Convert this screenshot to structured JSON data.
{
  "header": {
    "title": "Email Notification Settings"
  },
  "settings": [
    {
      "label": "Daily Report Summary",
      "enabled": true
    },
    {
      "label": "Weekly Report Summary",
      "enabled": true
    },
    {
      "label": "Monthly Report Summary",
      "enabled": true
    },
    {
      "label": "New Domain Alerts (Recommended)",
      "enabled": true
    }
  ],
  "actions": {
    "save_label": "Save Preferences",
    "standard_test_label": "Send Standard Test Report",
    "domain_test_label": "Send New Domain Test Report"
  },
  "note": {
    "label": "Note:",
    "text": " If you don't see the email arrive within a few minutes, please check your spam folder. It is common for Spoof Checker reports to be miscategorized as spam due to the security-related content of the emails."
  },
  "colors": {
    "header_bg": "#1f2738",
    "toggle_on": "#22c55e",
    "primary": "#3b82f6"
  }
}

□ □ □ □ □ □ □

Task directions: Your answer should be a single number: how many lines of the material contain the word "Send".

Task response: 2